* [Work task] Please copy every line of the records below that holds the word "badge".
** Opening Working data block **
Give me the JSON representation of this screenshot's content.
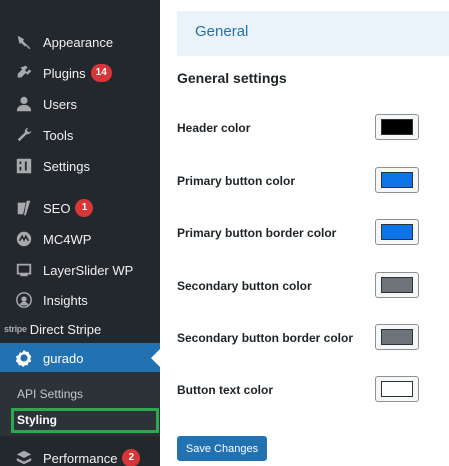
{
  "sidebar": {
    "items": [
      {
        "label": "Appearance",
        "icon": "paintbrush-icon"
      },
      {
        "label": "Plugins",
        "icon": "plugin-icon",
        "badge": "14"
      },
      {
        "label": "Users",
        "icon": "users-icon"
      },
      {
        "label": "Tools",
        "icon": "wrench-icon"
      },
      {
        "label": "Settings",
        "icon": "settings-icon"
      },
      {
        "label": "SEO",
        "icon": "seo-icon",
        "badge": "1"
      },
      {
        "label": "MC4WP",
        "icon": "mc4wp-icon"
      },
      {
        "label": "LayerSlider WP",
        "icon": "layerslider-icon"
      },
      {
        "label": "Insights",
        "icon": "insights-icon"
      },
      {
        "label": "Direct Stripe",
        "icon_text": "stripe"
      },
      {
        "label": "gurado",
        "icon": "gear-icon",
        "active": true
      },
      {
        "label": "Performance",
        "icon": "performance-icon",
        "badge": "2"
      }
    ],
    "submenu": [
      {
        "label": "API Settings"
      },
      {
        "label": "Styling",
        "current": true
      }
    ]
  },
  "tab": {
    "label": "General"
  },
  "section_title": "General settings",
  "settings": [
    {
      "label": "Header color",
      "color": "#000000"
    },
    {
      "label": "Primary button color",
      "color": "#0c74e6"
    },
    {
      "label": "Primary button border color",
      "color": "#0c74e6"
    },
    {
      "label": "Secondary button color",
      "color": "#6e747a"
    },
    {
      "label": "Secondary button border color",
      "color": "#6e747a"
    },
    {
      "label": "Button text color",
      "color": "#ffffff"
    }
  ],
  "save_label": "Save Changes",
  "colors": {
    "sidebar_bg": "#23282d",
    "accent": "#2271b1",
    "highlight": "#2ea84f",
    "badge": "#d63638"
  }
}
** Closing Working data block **
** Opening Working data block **
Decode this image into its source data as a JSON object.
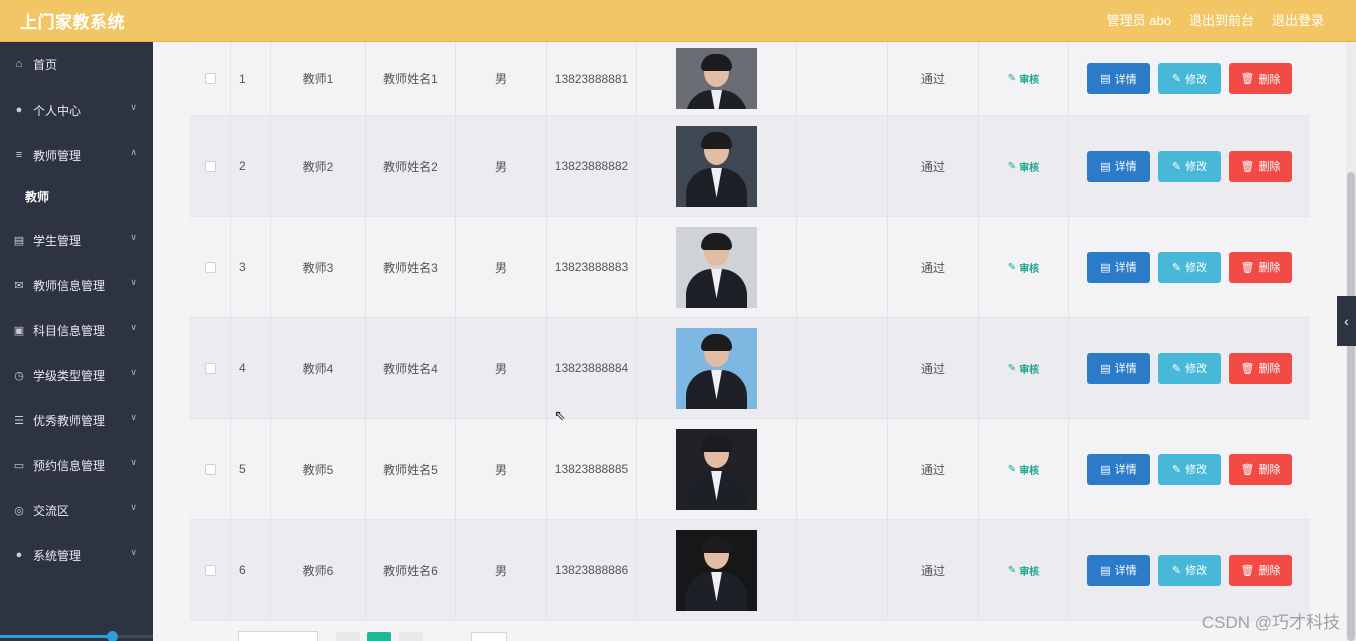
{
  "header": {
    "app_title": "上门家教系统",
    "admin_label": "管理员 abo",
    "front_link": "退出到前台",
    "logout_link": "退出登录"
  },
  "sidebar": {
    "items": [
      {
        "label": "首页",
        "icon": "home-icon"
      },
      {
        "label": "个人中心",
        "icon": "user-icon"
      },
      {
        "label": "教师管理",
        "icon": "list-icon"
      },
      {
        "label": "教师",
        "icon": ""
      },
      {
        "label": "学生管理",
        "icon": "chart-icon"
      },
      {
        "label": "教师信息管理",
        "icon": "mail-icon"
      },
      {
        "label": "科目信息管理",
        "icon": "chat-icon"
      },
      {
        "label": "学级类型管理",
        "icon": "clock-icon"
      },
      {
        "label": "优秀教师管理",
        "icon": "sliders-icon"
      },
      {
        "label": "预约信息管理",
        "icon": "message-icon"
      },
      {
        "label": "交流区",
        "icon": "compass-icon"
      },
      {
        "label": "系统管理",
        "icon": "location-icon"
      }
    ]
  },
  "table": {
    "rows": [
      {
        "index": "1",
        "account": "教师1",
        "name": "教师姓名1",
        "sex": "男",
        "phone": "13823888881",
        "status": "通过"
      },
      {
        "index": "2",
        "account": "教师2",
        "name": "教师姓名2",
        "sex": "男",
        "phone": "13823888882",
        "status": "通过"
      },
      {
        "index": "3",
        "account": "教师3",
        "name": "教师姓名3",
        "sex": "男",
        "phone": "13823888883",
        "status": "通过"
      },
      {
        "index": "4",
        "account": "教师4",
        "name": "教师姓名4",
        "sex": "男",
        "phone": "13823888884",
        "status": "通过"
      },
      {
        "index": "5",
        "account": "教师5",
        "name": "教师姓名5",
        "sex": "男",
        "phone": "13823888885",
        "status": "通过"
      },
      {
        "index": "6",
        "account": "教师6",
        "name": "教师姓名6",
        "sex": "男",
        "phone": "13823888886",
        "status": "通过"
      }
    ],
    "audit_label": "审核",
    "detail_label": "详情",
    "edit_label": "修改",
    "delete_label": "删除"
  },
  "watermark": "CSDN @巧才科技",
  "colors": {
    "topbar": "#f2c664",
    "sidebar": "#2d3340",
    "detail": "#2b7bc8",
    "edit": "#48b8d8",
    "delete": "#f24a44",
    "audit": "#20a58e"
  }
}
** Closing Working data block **
* [Answer for this exercise]
        "badge": "14"
        "badge": "1"
        "badge": "2"
    "badge": "#d63638"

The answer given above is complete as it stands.